Fast Budget is perfect if you have side businesses, hobbies, or need help budgeting your spouse’s accounts.
- Cost: Free
- Best features: First, they let you sync up to five devices, which is great for staying organized with your spouse. They also let you designate certain accounts as “hidden” so you can separate hobbies or self-employment expenses from your family budget. Plus, I really enjoyed their spending categories at a glance and calendar view of expenditures by day.
- Important considerations: Fast Budget is similar to Mint and Mvelopes, but the design is not quite as in-depth or modern. Check it out if you’re a little tech-averse.
6. Are you wondering what it would be like to have a free hour to set up Mint or the time of day to text with Dyme? Try Digit.
Digit isn’t free, but it might be your best option if you’re so busy that you’re just skimming this article.
- Cost: First 100 days free, $2.99/month after trial
- Best features: Set basic guidelines like, “never transfer more than $10 at a time,” or “pause withdrawals if my account balance is below $500.” Then forget about it. Seriously. Digit’s algorithms track your spending habits and calculate how much you can afford to save, then make small transfers to savings automatically. The craziest part about Digit was that it was so hands-off, I totally didn’t notice a difference in my budget, and I saved over $100 in a month!

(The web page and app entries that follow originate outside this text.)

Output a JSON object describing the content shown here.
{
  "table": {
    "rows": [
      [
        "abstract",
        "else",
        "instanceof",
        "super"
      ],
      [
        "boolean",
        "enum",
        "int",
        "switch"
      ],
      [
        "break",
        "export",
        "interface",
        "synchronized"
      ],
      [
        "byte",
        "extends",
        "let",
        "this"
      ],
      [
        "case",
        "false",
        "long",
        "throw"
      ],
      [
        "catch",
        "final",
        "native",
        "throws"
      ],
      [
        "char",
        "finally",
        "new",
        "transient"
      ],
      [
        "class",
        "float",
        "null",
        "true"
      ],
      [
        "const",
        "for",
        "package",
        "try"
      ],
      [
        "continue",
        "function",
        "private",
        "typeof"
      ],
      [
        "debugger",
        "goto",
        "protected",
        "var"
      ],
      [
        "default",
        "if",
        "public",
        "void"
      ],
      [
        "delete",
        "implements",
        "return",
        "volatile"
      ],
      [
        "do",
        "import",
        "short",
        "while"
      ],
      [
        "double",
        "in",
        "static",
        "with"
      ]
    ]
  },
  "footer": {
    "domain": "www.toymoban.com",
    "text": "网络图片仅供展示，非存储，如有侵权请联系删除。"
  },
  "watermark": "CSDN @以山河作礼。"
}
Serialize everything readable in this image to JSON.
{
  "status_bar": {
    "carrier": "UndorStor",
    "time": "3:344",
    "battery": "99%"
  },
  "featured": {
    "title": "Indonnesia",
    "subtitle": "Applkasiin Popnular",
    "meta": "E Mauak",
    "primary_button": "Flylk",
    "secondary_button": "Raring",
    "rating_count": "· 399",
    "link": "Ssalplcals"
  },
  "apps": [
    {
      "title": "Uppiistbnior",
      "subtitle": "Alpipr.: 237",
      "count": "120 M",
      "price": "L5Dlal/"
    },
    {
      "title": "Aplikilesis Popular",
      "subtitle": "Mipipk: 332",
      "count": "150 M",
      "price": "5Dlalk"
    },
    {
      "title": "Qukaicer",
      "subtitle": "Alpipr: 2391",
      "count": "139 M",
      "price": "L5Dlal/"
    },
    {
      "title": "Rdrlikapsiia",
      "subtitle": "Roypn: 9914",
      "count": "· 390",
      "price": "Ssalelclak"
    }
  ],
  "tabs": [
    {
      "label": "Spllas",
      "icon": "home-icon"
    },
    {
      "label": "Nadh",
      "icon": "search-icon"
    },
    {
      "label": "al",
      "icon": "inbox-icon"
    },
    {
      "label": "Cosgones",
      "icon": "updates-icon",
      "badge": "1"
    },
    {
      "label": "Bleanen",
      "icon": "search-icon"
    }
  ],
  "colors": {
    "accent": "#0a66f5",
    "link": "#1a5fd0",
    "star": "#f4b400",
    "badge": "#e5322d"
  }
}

- Important considerations: They pay you a 1% interest rate, but that will most likely get eaten up in the $2.99/month fee. So I’d say if you’re not saving money because you feel too busy to even deal with it, Digit’s fee might be worth it. This app is super-similar to Qapital, but Qapital has a lot more options for rules, and I spent much more time in their app. Try it free for 100 days and see what you think!
7. Are you building a complicated savings plan or preparing for retirement? Step up your game with Personal Capital Finance.
This is another all-around budgeting app, but PCF is specifically designed for more complicated account setups and savings plans.
- Cost: Free
- Best features: If you’re trying to take your savings game to the next level by making investments and planning for retirement, this app is perfect for you. You can track your portfolio’s performance, analyze your spending, view your net worth at a glance and calculate investment risks. They also offer lots of savings advice and great customer service.
- Important considerations: I’d say you don’t need to use the complex features of this app if you don’t plan on making investments and retirement plans in the near future.